◆ ABOUT THIS EXERCISE ◆
Everything in the listing below has to be repeated exactly, except the pictures.
*** DATASET RECORDS ***
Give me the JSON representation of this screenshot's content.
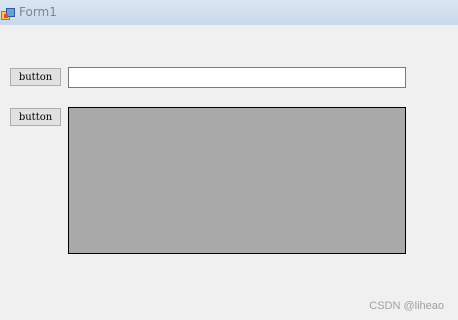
{
  "window": {
    "title": "Form1",
    "icon": "form-app-icon"
  },
  "controls": {
    "button1_label": "button",
    "button2_label": "button",
    "textbox_value": "",
    "panel_color": "#a9a9a9"
  },
  "watermark": {
    "text": "CSDN @liheao"
  },
  "colors": {
    "form_background": "#f0f0f0",
    "titlebar": "#c9d8eb",
    "button_face": "#e1e1e1"
  }
}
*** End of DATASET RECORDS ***
◆ RESPONSE FOR THIS EXERCISE ◆
Give me the JSON representation of this screenshot's content.
{
  "window": {
    "title": "Form1",
    "icon": "form-app-icon"
  },
  "controls": {
    "button1_label": "button",
    "button2_label": "button",
    "textbox_value": "",
    "panel_color": "#a9a9a9"
  },
  "watermark": {
    "text": "CSDN @liheao"
  },
  "colors": {
    "form_background": "#f0f0f0",
    "titlebar": "#c9d8eb",
    "button_face": "#e1e1e1"
  }
}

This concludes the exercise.